7. ‘No bells, no whistles’ is the new ‘no frills’ but it is not the new austerity

Robertson called his budget last year a “no frills” budget but then some people said it was surprisingly frilly. With “no frills” gone from the list of possible contenders for the name of this year’s budget, Luxon said it would have “No bells. No whistles”. We’ll find out on Thursday whether there are any surprise bells or whistles and whether “the no bells, no whistles budget” is as catchy as “tortured poets department” as a name worthy of its hype cycle. Luxon also said the budget would have no surprises so my small tax-cut money is on that being a lead contender for headlines. Willis moved quickly to squash any notion of austerity in her kick-off speech, so no one will dare mention that word again. It is “moderate and responsible”. The moderate and the responsible is a good contender for a band name.

8. Co-leaders make speeches long, and repetition is good

Combined, Davidson and Swarbrick’s speeches, which were delivered one after the other, are over 5,000 words long and largely designed to reconnect with the party faithful after a rough few months. I can’t feel my eyeballs any more. Because I haven’t tortured my Taylor Swift analogy enough, what I will say is Swarbrick is in her 1989 era. She is still the same person she was before she became co-leader, but her hooks are hookier, and her bangers are poppier. Repetition wins again as the preferred oratorical device of our political leaders. Davidson repeatedly mentioned the $16m in donations received by the parties that make up the coalition government. Swarbrick returned to the “good things, bad things” refrain as a way to call for action and present an alternative approach. “Bad things happen when good people stand idly by. Equally, good things happen when we work together to make them happen,” she said. We can, with some hard work and an improved attendance rate at rallies and protests, have nice things.

9. Politicians should talk about themselves a bit more

Incredible conclusion, really, after reading 17,800 words of fiscal stew and optimism about a future that is far enough away to hedge bets on, but Barbara Edmonds’ speech deserves the single plaudit Young had to give. It served as an introduction to her values, philosophy, upbringing and credentials. Labour is sensibly in its “privately debate tax and chill” phase, so that was all that was required, and it made her sound like a real human being. Her three tables analogy, where she said her experience comes from sitting around a cabinet table, a board table and a kitchen table, is much better than my comparison of Swarbrick to 1989 Taylor Swift.
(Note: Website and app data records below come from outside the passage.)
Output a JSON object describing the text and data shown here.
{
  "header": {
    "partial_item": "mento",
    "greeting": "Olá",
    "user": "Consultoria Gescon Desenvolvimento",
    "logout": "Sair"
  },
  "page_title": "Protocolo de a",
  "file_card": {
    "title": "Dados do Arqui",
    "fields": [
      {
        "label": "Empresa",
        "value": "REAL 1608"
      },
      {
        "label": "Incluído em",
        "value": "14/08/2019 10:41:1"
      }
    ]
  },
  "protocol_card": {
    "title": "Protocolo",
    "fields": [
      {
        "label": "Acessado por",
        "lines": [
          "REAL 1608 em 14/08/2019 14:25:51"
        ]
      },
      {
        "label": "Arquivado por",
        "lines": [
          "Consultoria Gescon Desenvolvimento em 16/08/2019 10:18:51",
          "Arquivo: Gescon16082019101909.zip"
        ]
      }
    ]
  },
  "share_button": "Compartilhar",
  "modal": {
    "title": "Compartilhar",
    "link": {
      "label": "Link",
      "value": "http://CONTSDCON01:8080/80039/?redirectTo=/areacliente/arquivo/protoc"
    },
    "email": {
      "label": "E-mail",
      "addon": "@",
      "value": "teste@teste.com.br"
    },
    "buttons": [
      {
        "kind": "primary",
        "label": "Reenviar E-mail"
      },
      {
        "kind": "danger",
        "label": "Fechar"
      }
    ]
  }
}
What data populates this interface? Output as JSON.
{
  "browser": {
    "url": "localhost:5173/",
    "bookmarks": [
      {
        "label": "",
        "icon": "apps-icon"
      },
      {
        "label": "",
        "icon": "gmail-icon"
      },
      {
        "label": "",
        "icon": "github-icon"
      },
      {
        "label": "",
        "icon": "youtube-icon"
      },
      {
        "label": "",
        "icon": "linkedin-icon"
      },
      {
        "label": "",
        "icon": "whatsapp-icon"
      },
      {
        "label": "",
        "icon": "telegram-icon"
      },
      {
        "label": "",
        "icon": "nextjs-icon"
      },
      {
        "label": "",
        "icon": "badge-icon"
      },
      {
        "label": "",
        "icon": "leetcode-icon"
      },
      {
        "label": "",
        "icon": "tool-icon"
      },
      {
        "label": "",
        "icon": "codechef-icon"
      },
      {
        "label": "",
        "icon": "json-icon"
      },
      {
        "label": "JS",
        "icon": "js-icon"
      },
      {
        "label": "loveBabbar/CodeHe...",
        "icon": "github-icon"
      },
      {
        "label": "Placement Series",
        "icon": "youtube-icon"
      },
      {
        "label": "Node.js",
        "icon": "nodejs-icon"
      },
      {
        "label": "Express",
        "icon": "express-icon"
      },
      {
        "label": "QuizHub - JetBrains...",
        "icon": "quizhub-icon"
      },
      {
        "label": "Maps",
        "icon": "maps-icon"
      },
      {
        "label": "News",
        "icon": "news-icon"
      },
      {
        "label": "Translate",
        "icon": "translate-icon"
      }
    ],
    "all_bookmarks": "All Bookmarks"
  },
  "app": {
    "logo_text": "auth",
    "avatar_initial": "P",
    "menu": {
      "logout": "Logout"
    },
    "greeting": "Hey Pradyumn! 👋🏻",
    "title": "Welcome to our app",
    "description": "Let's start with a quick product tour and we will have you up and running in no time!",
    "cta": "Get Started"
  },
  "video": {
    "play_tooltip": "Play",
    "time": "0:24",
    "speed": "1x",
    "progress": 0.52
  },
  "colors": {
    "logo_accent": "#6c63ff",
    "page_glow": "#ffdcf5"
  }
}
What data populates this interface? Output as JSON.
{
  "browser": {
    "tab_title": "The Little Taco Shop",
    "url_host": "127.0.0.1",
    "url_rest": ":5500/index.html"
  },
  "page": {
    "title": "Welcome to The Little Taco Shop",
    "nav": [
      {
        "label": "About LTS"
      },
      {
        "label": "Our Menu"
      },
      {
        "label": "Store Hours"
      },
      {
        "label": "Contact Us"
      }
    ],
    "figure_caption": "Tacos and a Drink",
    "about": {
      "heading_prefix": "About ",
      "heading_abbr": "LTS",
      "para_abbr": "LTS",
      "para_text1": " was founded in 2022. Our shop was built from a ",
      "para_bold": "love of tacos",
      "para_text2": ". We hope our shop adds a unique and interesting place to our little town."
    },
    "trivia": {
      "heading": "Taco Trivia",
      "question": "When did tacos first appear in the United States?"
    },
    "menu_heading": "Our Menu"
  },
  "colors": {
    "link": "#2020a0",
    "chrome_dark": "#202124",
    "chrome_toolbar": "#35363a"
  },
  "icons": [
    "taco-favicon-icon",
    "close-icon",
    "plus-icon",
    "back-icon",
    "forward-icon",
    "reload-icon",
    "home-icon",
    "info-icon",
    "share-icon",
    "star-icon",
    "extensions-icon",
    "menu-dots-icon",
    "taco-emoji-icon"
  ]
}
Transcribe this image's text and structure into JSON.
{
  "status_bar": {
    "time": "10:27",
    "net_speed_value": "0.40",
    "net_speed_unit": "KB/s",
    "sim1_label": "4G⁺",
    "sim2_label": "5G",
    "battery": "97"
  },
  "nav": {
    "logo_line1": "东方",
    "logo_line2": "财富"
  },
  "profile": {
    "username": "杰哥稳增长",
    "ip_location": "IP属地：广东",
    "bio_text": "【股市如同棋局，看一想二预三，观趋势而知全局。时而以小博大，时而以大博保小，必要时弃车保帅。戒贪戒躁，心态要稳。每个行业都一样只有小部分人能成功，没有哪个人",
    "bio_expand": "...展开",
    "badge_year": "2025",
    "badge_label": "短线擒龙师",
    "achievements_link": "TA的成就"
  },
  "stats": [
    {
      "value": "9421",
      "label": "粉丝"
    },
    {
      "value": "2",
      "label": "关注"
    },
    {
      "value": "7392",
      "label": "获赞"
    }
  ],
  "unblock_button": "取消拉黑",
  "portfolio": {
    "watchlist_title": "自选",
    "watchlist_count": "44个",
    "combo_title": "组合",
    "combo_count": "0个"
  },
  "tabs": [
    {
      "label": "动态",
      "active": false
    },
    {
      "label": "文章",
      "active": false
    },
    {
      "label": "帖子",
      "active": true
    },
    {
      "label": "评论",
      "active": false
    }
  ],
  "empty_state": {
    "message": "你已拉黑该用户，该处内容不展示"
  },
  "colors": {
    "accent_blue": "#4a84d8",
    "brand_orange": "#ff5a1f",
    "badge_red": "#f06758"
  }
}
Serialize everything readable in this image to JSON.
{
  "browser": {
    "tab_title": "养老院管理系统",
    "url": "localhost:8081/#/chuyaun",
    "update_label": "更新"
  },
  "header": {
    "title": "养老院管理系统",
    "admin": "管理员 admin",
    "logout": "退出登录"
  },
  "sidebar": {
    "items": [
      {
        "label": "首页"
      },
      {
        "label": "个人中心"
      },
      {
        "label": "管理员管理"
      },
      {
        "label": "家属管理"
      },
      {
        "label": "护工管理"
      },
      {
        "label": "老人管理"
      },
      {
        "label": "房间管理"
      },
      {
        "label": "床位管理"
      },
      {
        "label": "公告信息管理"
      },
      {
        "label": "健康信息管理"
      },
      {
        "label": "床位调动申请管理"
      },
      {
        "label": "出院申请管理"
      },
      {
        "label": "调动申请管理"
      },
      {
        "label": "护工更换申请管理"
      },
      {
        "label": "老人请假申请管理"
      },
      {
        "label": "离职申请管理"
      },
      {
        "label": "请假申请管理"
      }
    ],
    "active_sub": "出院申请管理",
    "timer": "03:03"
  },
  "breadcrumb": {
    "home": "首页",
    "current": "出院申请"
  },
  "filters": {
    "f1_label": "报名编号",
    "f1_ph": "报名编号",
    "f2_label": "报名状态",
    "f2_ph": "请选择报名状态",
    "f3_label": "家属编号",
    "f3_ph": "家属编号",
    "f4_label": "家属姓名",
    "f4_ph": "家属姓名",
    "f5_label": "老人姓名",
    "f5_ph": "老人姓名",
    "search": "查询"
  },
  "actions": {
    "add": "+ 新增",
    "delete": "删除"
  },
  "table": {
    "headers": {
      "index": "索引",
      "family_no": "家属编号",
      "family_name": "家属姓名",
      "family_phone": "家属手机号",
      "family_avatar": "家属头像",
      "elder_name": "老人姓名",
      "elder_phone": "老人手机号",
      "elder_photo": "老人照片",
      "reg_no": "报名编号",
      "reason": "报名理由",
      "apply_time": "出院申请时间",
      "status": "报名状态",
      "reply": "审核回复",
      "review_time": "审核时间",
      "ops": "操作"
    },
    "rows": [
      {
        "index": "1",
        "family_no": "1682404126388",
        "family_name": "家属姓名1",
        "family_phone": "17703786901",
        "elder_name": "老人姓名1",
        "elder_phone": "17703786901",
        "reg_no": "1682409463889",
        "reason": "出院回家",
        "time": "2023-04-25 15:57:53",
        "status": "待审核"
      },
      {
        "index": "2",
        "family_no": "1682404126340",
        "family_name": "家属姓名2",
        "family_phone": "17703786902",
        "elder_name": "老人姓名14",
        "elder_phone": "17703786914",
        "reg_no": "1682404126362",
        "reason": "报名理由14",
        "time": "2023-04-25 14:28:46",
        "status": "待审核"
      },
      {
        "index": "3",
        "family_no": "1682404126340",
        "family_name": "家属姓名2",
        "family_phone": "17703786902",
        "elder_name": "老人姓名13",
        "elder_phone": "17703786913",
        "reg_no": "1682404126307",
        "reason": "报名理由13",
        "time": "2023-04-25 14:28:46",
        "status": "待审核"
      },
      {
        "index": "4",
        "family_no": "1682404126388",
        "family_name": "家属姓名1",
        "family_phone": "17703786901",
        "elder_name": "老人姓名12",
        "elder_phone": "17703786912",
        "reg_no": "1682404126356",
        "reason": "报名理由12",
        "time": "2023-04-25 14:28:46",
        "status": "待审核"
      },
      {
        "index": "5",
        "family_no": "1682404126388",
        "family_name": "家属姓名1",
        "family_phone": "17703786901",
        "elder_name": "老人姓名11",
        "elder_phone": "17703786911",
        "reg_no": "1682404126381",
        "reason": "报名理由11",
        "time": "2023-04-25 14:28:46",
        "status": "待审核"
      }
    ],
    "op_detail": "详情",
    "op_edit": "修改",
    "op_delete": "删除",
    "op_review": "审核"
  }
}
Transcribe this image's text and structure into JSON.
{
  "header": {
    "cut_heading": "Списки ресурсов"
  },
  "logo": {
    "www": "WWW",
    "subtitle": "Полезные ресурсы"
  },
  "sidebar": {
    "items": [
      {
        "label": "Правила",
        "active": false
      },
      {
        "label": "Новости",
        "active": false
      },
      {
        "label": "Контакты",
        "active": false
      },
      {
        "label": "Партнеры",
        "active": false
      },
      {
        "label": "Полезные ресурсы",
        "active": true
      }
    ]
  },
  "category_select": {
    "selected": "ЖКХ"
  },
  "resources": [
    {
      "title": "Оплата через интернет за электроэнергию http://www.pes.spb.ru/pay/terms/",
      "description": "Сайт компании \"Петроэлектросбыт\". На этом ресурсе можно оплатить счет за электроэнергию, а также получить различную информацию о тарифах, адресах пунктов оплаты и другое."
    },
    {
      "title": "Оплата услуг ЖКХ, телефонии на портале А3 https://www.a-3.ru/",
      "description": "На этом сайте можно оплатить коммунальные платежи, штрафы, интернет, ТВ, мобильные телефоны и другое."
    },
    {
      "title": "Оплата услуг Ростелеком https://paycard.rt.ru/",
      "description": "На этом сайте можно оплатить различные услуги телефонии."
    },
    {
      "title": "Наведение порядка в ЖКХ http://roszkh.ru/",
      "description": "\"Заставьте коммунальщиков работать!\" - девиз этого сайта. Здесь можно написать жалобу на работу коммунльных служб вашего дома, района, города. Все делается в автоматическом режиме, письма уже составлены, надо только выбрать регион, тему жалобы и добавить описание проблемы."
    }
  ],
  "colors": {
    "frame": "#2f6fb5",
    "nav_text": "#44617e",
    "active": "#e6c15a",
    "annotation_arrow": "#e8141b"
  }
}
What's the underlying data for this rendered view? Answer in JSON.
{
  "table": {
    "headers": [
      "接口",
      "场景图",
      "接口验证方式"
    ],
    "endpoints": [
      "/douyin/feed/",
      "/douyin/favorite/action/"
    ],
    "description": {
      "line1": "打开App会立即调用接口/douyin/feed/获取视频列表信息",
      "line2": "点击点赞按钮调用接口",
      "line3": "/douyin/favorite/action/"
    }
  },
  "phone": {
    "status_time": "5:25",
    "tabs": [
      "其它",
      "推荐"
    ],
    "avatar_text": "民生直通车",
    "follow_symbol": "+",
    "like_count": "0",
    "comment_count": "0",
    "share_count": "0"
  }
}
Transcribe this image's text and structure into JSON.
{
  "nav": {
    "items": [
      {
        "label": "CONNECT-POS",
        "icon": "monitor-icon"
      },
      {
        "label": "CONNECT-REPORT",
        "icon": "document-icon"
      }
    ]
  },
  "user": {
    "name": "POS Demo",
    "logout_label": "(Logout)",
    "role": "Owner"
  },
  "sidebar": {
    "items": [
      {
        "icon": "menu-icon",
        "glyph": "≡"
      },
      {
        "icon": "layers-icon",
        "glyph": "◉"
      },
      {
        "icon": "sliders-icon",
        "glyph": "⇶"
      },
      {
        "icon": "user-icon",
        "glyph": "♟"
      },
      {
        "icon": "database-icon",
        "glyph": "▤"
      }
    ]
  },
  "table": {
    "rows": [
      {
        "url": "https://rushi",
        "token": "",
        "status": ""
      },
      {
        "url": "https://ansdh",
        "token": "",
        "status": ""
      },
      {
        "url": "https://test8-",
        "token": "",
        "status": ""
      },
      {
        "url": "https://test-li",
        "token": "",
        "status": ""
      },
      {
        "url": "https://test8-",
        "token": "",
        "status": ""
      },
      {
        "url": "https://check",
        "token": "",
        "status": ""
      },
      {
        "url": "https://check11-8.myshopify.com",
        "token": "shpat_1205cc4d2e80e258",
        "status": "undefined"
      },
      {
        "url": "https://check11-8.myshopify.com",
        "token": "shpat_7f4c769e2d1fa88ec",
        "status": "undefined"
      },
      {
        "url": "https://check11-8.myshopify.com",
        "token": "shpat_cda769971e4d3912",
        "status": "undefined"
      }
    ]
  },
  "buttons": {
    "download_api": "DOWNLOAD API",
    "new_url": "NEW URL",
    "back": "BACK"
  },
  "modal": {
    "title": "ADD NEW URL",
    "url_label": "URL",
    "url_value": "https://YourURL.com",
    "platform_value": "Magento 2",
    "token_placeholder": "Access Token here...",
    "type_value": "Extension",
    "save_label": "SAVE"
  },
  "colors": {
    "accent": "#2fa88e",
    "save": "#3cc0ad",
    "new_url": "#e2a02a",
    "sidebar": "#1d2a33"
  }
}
10. Budget day is a dawn of sorts for all those wading through the darkness of political oratory

Audrey Young is right about pre-budget speeches. I regret this exercise. Wake me up on Thursday.

Keep going!